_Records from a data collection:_
____

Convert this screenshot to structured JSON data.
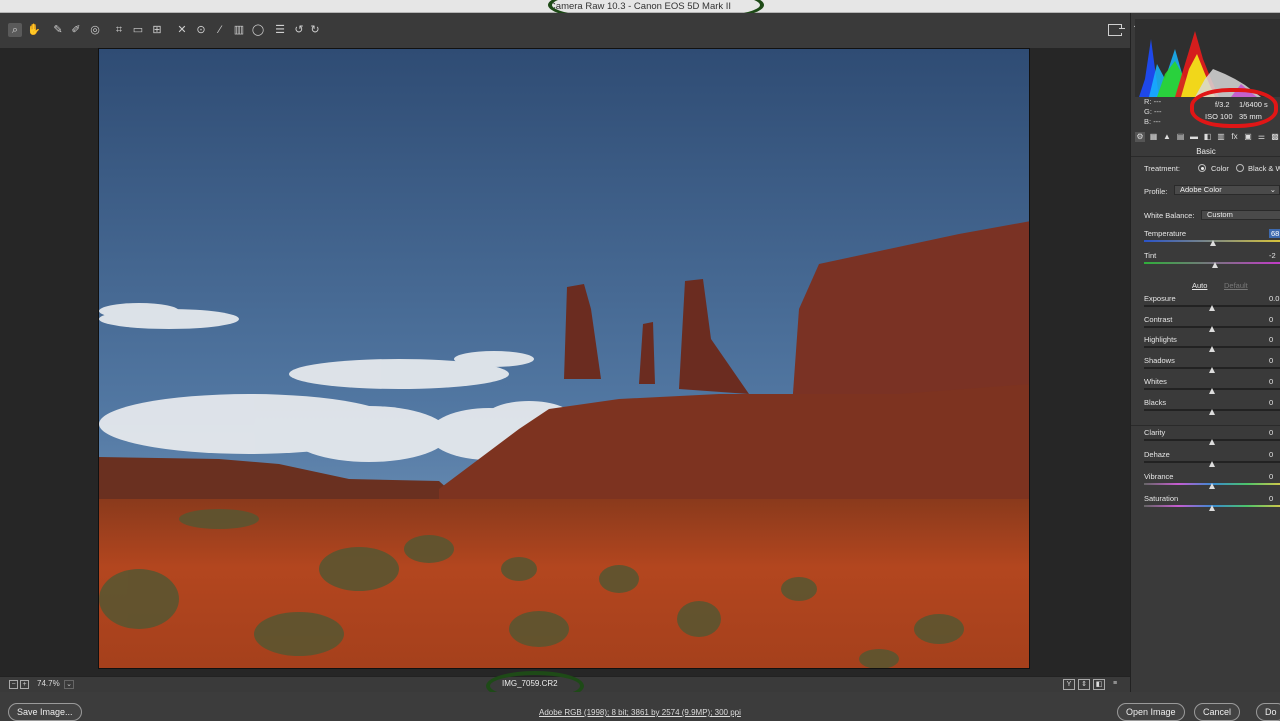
{
  "window": {
    "title": "Camera Raw 10.3  -  Canon EOS 5D Mark II"
  },
  "toolbar": {
    "tools": [
      {
        "name": "zoom-tool",
        "glyph": "⌕"
      },
      {
        "name": "hand-tool",
        "glyph": "✋"
      },
      {
        "name": "white-balance-tool",
        "glyph": "✎"
      },
      {
        "name": "color-sampler-tool",
        "glyph": "✐"
      },
      {
        "name": "targeted-adjustment-tool",
        "glyph": "◎"
      },
      {
        "name": "crop-tool",
        "glyph": "⌗"
      },
      {
        "name": "straighten-tool",
        "glyph": "▭"
      },
      {
        "name": "transform-tool",
        "glyph": "⊞"
      },
      {
        "name": "spot-removal-tool",
        "glyph": "✕"
      },
      {
        "name": "red-eye-removal-tool",
        "glyph": "⊙"
      },
      {
        "name": "adjustment-brush-tool",
        "glyph": "⁄"
      },
      {
        "name": "graduated-filter-tool",
        "glyph": "▥"
      },
      {
        "name": "radial-filter-tool",
        "glyph": "◯"
      },
      {
        "name": "open-preferences-tool",
        "glyph": "☰"
      },
      {
        "name": "rotate-left-tool",
        "glyph": "↺"
      },
      {
        "name": "rotate-right-tool",
        "glyph": "↻"
      }
    ]
  },
  "status": {
    "zoom_out": "−",
    "zoom_in": "+",
    "zoom": "74.7%",
    "zoom_dd": "⌄",
    "filename": "IMG_7059.CR2",
    "views": [
      "Y",
      "⇕",
      "◧",
      "≡"
    ]
  },
  "bottom": {
    "save": "Save Image...",
    "workflow": "Adobe RGB (1998); 8 bit; 3861 by 2574 (9.9MP); 300 ppi",
    "open": "Open Image",
    "cancel": "Cancel",
    "done": "Do"
  },
  "histogram": {
    "r": "R:",
    "g": "G:",
    "b": "B:",
    "dash": "---"
  },
  "exif": {
    "aperture": "f/3.2",
    "shutter": "1/6400 s",
    "iso": "ISO 100",
    "focal": "35 mm"
  },
  "panel": {
    "tabs": [
      "⚙",
      "▦",
      "▲",
      "▤",
      "▬",
      "◧",
      "▥",
      "fx",
      "▣",
      "⚌",
      "▩"
    ],
    "section": "Basic",
    "treatment_label": "Treatment:",
    "treatment_color": "Color",
    "treatment_bw": "Black & W",
    "profile_label": "Profile:",
    "profile_value": "Adobe Color",
    "profile_dd": "⌄",
    "wb_label": "White Balance:",
    "wb_value": "Custom",
    "auto": "Auto",
    "default": "Default",
    "sliders_wb": [
      {
        "label": "Temperature",
        "value": "68",
        "pos": 0.51
      },
      {
        "label": "Tint",
        "value": "-2",
        "pos": 0.52
      }
    ],
    "sliders_tone": [
      {
        "label": "Exposure",
        "value": "0.0",
        "pos": 0.5
      },
      {
        "label": "Contrast",
        "value": "0",
        "pos": 0.5
      },
      {
        "label": "Highlights",
        "value": "0",
        "pos": 0.5
      },
      {
        "label": "Shadows",
        "value": "0",
        "pos": 0.5
      },
      {
        "label": "Whites",
        "value": "0",
        "pos": 0.5
      },
      {
        "label": "Blacks",
        "value": "0",
        "pos": 0.5
      }
    ],
    "sliders_presence": [
      {
        "label": "Clarity",
        "value": "0",
        "pos": 0.5
      },
      {
        "label": "Dehaze",
        "value": "0",
        "pos": 0.5
      },
      {
        "label": "Vibrance",
        "value": "0",
        "pos": 0.5
      },
      {
        "label": "Saturation",
        "value": "0",
        "pos": 0.5
      }
    ]
  },
  "colors": {
    "accent": "#3d6ab0",
    "annotation_red": "#e01616",
    "annotation_green": "#1e4a17"
  }
}
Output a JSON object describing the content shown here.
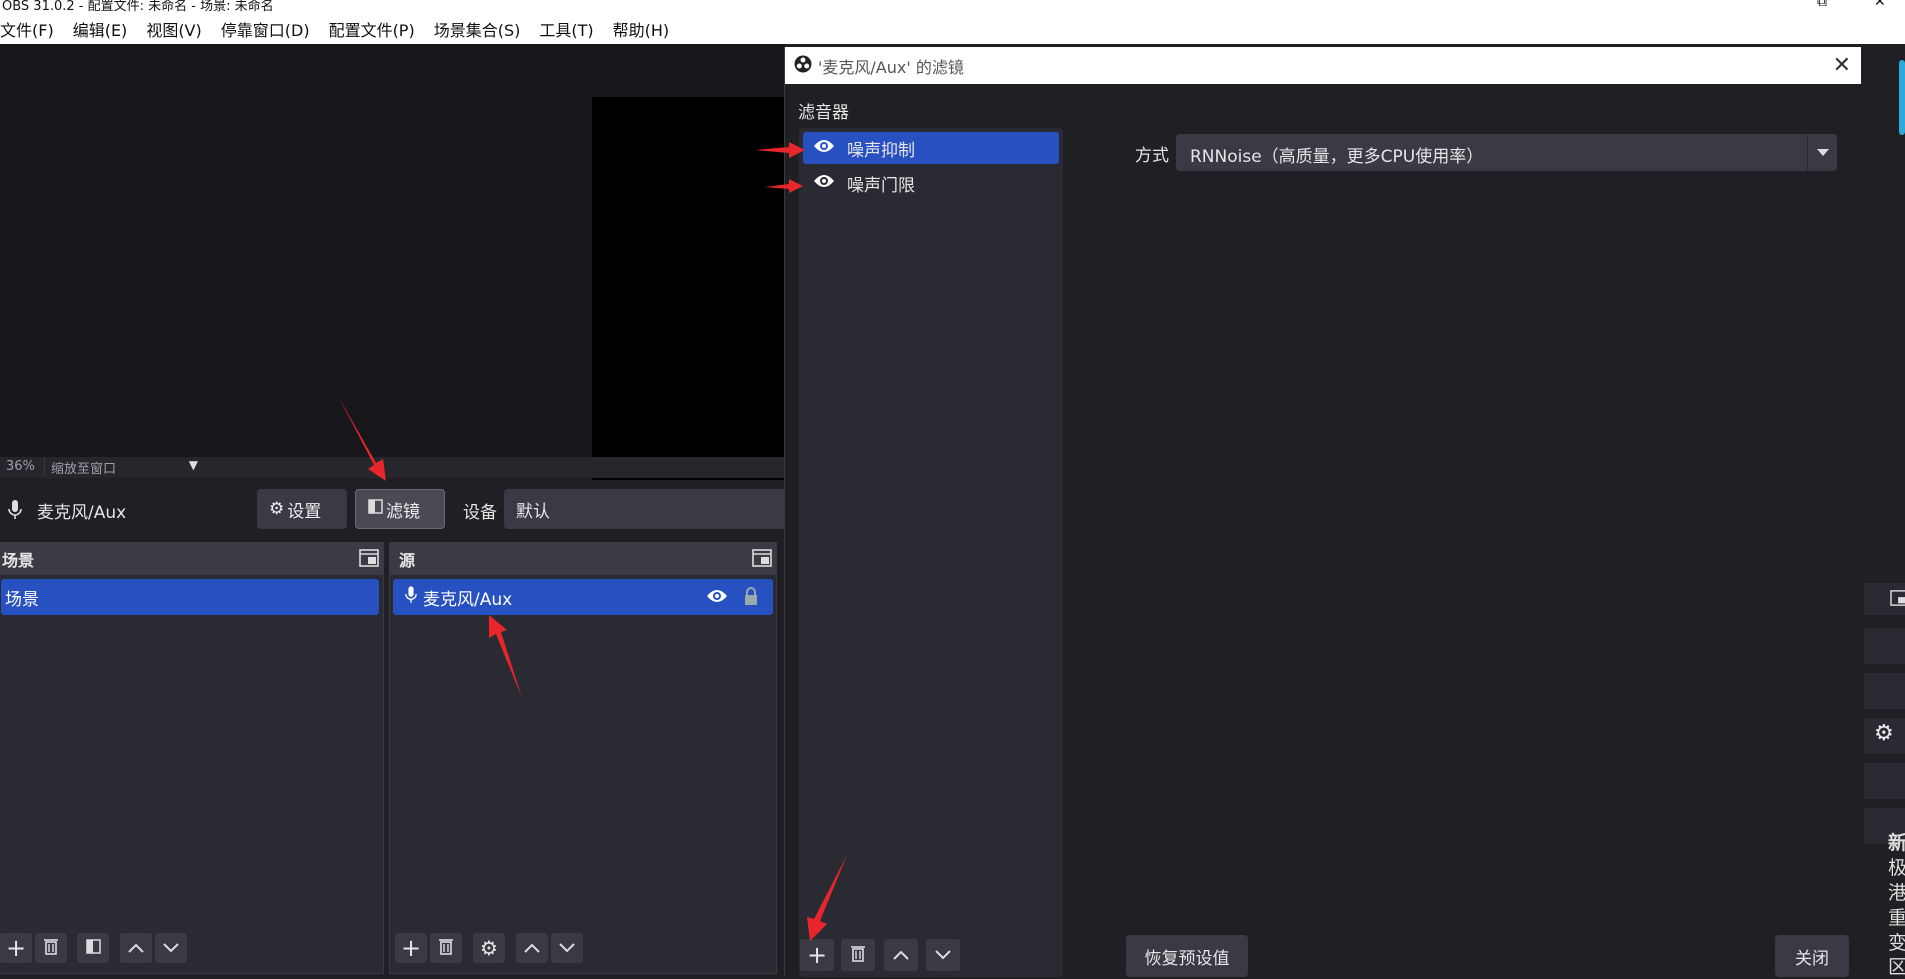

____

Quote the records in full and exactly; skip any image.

_Your response:_
Convert this screenshot to structured JSON data.
{
  "window": {
    "title": "Camera Raw 10.3  -  Canon EOS 5D Mark II"
  },
  "toolbar": {
    "tools": [
      {
        "name": "zoom-tool",
        "glyph": "⌕"
      },
      {
        "name": "hand-tool",
        "glyph": "✋"
      },
      {
        "name": "white-balance-tool",
        "glyph": "✎"
      },
      {
        "name": "color-sampler-tool",
        "glyph": "✐"
      },
      {
        "name": "targeted-adjustment-tool",
        "glyph": "◎"
      },
      {
        "name": "crop-tool",
        "glyph": "⌗"
      },
      {
        "name": "straighten-tool",
        "glyph": "▭"
      },
      {
        "name": "transform-tool",
        "glyph": "⊞"
      },
      {
        "name": "spot-removal-tool",
        "glyph": "✕"
      },
      {
        "name": "red-eye-removal-tool",
        "glyph": "⊙"
      },
      {
        "name": "adjustment-brush-tool",
        "glyph": "⁄"
      },
      {
        "name": "graduated-filter-tool",
        "glyph": "▥"
      },
      {
        "name": "radial-filter-tool",
        "glyph": "◯"
      },
      {
        "name": "open-preferences-tool",
        "glyph": "☰"
      },
      {
        "name": "rotate-left-tool",
        "glyph": "↺"
      },
      {
        "name": "rotate-right-tool",
        "glyph": "↻"
      }
    ]
  },
  "status": {
    "zoom_out": "−",
    "zoom_in": "+",
    "zoom": "74.7%",
    "zoom_dd": "⌄",
    "filename": "IMG_7059.CR2",
    "views": [
      "Y",
      "⇕",
      "◧",
      "≡"
    ]
  },
  "bottom": {
    "save": "Save Image...",
    "workflow": "Adobe RGB (1998); 8 bit; 3861 by 2574 (9.9MP); 300 ppi",
    "open": "Open Image",
    "cancel": "Cancel",
    "done": "Do"
  },
  "histogram": {
    "r": "R:",
    "g": "G:",
    "b": "B:",
    "dash": "---"
  },
  "exif": {
    "aperture": "f/3.2",
    "shutter": "1/6400 s",
    "iso": "ISO 100",
    "focal": "35 mm"
  },
  "panel": {
    "tabs": [
      "⚙",
      "▦",
      "▲",
      "▤",
      "▬",
      "◧",
      "▥",
      "fx",
      "▣",
      "⚌",
      "▩"
    ],
    "section": "Basic",
    "treatment_label": "Treatment:",
    "treatment_color": "Color",
    "treatment_bw": "Black & W",
    "profile_label": "Profile:",
    "profile_value": "Adobe Color",
    "profile_dd": "⌄",
    "wb_label": "White Balance:",
    "wb_value": "Custom",
    "auto": "Auto",
    "default": "Default",
    "sliders_wb": [
      {
        "label": "Temperature",
        "value": "68",
        "pos": 0.51
      },
      {
        "label": "Tint",
        "value": "-2",
        "pos": 0.52
      }
    ],
    "sliders_tone": [
      {
        "label": "Exposure",
        "value": "0.0",
        "pos": 0.5
      },
      {
        "label": "Contrast",
        "value": "0",
        "pos": 0.5
      },
      {
        "label": "Highlights",
        "value": "0",
        "pos": 0.5
      },
      {
        "label": "Shadows",
        "value": "0",
        "pos": 0.5
      },
      {
        "label": "Whites",
        "value": "0",
        "pos": 0.5
      },
      {
        "label": "Blacks",
        "value": "0",
        "pos": 0.5
      }
    ],
    "sliders_presence": [
      {
        "label": "Clarity",
        "value": "0",
        "pos": 0.5
      },
      {
        "label": "Dehaze",
        "value": "0",
        "pos": 0.5
      },
      {
        "label": "Vibrance",
        "value": "0",
        "pos": 0.5
      },
      {
        "label": "Saturation",
        "value": "0",
        "pos": 0.5
      }
    ]
  },
  "colors": {
    "accent": "#3d6ab0",
    "annotation_red": "#e01616",
    "annotation_green": "#1e4a17"
  }
}
Output a JSON object describing the content shown here.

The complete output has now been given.